● **INSTRUCTIONS FOR THE TASK**:
How many of the lines in the data contain "title"? Give only the number.

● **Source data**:
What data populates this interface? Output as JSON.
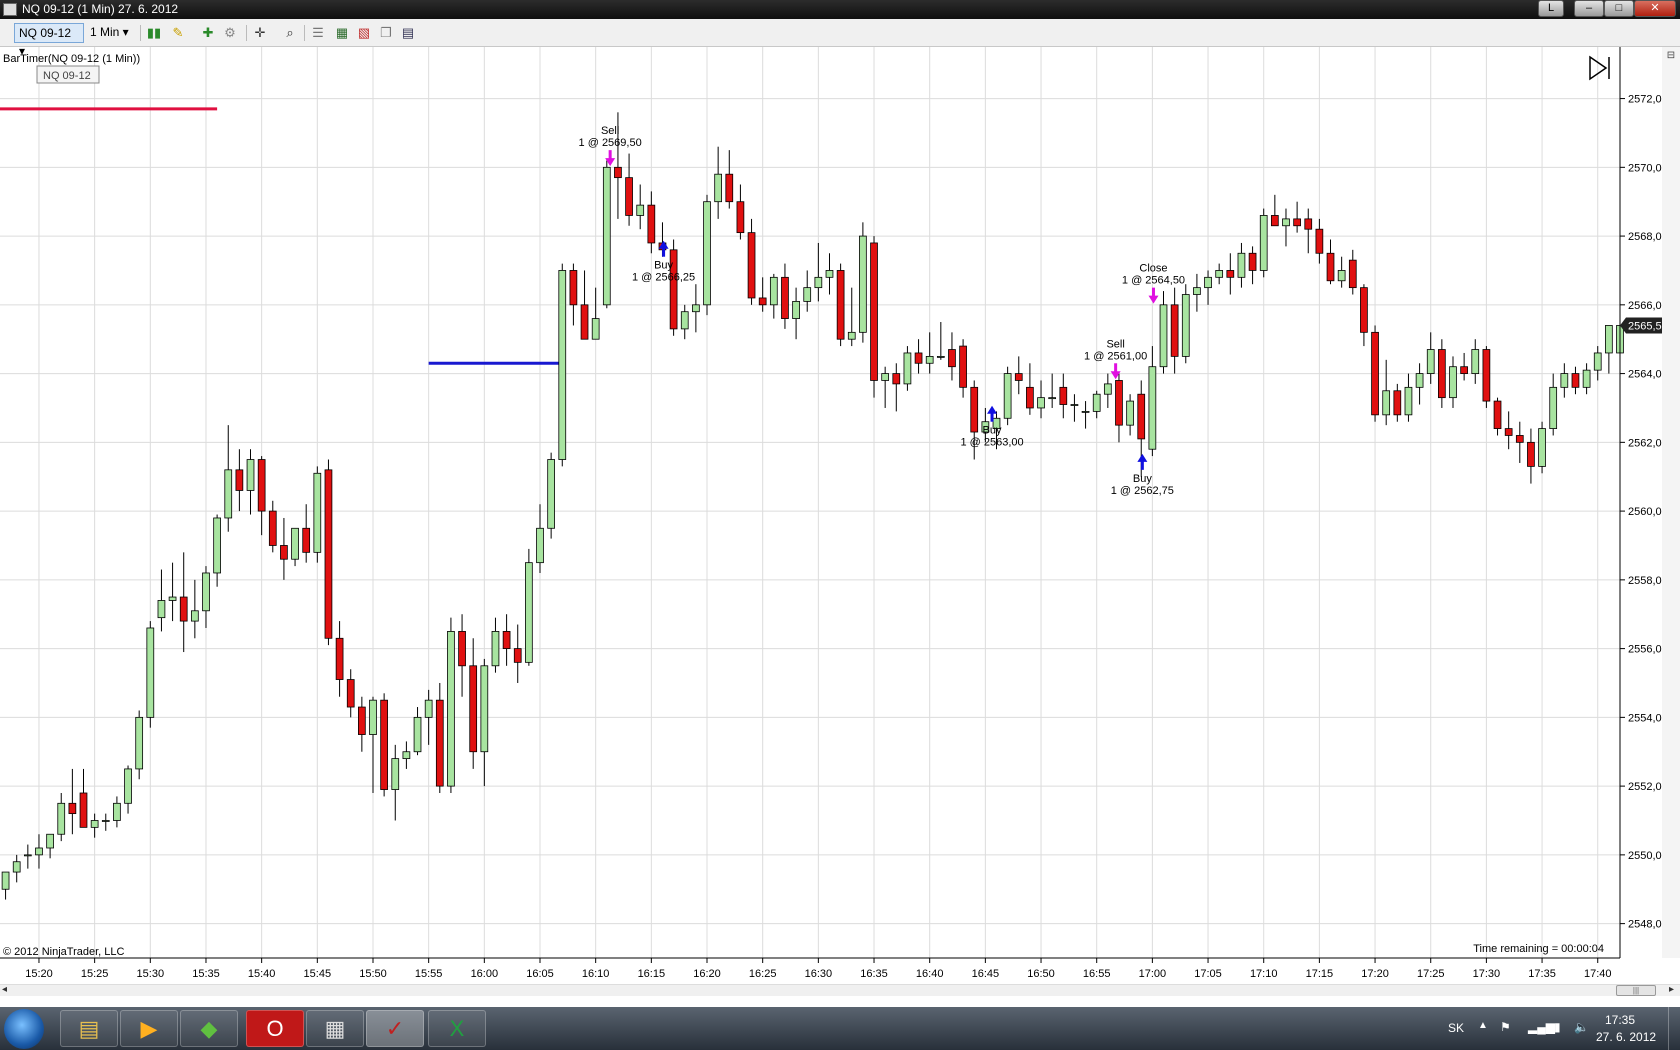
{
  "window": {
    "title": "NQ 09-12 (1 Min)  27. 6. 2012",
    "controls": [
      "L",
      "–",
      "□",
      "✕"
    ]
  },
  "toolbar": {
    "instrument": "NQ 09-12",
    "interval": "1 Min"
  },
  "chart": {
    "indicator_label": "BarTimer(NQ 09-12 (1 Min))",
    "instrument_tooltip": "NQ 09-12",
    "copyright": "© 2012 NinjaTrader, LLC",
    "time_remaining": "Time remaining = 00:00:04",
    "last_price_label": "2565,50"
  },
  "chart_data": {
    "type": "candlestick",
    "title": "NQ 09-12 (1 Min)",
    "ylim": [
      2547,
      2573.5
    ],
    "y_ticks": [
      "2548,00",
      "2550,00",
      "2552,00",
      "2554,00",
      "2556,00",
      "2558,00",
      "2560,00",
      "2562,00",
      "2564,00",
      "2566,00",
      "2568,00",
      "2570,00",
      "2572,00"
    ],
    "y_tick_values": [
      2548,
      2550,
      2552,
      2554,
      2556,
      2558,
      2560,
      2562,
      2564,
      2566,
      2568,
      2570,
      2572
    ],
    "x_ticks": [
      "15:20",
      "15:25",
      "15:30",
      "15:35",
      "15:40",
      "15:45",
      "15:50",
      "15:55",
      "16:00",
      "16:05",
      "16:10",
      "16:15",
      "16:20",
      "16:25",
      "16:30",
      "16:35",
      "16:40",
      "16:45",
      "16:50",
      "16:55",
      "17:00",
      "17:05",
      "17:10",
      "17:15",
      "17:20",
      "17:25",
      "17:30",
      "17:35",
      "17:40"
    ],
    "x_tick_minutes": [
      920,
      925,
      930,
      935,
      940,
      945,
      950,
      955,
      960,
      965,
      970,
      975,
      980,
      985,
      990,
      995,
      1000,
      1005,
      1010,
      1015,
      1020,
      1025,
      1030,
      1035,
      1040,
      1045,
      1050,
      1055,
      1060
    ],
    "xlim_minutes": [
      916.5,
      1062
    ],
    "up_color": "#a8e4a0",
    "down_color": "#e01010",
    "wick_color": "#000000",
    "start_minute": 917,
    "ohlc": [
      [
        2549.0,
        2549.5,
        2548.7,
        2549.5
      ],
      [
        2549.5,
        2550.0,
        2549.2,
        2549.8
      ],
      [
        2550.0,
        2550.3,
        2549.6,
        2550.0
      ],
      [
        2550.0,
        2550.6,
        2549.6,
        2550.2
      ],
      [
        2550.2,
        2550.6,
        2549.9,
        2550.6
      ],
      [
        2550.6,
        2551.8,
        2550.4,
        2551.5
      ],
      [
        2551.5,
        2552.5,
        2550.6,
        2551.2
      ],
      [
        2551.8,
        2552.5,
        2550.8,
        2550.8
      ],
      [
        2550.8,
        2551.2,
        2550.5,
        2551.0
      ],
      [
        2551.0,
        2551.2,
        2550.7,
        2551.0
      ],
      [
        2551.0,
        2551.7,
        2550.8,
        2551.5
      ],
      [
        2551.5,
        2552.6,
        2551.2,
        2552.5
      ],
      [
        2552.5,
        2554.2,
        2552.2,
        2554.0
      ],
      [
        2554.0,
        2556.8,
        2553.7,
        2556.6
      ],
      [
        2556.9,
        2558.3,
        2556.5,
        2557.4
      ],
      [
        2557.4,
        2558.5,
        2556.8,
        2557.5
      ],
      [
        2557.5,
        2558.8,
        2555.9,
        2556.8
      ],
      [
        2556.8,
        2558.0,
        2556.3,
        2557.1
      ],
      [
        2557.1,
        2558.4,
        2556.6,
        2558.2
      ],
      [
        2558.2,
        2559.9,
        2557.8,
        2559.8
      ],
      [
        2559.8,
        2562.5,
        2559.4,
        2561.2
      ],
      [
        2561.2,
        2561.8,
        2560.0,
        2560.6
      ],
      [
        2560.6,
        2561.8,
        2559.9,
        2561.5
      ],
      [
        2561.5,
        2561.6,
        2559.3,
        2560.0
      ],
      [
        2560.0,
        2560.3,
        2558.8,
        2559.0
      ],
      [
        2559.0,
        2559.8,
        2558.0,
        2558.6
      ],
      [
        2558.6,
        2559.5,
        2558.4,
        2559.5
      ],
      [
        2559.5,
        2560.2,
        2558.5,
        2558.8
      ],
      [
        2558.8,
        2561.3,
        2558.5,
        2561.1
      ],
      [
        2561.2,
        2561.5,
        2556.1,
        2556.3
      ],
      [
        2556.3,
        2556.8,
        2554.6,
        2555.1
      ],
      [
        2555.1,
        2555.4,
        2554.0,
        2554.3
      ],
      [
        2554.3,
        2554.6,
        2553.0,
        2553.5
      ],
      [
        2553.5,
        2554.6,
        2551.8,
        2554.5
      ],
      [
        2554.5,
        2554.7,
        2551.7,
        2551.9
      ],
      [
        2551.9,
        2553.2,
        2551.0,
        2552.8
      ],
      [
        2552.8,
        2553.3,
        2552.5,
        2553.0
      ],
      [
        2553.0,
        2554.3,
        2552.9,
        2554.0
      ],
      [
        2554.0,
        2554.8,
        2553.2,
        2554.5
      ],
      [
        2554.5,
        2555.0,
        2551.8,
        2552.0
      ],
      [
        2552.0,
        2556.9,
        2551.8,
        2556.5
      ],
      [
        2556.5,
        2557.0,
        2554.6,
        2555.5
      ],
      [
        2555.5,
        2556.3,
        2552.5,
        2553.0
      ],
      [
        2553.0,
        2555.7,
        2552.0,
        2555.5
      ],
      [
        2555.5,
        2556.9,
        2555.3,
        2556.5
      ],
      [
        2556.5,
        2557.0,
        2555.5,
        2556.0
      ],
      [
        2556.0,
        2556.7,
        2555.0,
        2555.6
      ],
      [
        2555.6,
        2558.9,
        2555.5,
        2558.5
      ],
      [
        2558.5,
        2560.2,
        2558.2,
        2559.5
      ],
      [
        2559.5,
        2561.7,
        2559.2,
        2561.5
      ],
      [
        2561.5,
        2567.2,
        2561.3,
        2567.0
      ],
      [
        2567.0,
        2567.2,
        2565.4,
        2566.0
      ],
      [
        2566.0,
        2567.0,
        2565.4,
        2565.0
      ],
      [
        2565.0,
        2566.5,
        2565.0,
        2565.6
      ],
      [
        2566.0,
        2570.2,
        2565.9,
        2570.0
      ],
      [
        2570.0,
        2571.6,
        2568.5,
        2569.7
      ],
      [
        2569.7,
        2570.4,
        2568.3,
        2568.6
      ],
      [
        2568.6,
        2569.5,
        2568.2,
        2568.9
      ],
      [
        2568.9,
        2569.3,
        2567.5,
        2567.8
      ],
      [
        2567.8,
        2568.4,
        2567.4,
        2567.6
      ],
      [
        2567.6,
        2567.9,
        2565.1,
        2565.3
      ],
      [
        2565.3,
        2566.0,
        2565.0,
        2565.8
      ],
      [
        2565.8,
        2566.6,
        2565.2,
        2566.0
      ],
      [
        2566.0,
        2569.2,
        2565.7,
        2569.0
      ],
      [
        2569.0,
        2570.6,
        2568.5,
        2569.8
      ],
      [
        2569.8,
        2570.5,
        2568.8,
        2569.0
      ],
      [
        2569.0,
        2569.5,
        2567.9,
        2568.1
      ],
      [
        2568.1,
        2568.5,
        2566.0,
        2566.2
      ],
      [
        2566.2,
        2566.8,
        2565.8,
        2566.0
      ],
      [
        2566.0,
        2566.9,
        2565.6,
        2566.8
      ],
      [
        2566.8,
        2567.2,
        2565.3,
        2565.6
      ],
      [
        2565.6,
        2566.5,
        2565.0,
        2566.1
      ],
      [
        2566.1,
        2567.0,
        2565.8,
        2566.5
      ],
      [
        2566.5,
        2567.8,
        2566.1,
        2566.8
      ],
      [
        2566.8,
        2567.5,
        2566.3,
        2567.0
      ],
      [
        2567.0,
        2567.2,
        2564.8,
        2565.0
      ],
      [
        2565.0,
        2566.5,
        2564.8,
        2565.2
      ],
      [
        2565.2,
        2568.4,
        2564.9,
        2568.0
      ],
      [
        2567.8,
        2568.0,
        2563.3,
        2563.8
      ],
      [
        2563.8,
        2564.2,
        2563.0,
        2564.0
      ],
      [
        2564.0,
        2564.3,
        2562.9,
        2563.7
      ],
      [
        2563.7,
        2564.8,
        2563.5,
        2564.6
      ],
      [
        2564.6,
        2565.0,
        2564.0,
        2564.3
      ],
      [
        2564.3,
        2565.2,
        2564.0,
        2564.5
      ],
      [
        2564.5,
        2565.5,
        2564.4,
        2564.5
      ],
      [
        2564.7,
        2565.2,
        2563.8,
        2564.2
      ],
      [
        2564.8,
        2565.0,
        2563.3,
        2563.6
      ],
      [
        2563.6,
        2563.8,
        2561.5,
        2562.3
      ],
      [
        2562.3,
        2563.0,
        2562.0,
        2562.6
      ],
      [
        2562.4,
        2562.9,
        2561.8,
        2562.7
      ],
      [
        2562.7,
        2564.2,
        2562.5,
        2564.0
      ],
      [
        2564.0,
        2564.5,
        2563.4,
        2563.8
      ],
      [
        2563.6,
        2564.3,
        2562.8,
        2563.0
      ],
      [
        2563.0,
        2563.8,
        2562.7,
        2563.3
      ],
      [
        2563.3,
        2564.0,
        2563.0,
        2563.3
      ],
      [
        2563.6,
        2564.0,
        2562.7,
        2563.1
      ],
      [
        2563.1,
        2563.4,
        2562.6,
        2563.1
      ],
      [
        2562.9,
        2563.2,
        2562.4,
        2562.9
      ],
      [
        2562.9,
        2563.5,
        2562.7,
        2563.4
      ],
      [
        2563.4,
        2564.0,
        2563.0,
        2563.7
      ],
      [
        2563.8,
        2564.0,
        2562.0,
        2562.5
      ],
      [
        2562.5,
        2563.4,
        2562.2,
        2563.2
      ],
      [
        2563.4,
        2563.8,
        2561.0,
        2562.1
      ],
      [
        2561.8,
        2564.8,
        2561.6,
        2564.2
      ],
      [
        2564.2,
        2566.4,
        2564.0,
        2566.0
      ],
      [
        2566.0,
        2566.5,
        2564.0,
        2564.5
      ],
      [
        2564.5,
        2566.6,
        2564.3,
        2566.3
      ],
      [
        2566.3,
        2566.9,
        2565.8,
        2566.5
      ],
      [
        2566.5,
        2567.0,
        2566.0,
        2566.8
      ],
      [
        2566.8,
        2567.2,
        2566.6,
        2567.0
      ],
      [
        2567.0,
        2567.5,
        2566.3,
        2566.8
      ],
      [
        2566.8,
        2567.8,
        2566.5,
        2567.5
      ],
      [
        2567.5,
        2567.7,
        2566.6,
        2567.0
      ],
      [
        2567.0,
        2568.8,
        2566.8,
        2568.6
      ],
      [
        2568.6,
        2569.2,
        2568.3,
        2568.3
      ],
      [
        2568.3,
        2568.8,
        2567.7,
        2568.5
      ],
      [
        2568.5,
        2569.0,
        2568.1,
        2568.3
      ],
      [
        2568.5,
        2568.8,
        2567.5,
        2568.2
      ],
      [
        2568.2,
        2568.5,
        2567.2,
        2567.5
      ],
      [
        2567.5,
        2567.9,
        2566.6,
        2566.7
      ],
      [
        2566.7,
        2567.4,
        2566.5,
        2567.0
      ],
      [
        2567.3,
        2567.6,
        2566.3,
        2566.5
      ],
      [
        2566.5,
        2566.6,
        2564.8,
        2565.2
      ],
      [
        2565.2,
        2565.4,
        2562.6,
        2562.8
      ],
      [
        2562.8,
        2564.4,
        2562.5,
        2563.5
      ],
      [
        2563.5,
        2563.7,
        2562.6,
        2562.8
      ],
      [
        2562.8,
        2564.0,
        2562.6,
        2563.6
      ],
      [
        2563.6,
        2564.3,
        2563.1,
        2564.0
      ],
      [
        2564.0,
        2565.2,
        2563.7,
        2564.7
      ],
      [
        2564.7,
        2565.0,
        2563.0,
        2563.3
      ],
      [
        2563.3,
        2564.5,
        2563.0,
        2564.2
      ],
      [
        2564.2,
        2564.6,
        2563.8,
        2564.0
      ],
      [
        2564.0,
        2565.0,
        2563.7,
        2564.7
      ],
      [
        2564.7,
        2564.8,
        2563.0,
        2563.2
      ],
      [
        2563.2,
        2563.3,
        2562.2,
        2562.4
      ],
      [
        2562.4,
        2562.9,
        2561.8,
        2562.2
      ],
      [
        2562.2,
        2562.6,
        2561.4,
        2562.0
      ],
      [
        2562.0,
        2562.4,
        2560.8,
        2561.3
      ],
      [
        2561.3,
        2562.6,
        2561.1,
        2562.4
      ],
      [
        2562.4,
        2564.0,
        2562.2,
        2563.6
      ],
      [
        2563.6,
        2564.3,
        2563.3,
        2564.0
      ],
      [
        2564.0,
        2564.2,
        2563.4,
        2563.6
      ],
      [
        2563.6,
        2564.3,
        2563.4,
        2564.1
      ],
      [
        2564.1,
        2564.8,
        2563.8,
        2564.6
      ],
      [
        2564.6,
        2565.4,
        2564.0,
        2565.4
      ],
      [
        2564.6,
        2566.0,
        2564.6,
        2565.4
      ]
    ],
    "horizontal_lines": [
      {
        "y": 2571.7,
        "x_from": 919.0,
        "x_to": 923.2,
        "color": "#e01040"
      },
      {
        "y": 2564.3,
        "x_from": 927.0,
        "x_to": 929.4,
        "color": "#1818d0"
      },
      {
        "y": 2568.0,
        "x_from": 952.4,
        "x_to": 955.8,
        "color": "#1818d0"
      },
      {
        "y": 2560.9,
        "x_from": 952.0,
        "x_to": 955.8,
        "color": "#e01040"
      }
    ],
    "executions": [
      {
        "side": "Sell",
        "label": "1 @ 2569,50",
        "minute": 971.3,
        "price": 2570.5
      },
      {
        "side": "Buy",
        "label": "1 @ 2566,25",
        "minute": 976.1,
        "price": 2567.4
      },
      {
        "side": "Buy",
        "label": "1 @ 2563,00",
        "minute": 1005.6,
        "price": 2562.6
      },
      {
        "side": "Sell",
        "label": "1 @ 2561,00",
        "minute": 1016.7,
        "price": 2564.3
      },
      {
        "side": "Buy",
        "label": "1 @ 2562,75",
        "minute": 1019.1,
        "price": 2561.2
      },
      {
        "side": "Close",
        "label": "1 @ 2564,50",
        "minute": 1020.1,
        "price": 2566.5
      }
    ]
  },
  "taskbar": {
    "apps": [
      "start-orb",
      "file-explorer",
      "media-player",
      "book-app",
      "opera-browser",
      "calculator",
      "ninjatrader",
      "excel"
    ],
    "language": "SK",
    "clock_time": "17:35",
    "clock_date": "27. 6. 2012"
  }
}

● **RESULT OF THIS EXERCISE**:
2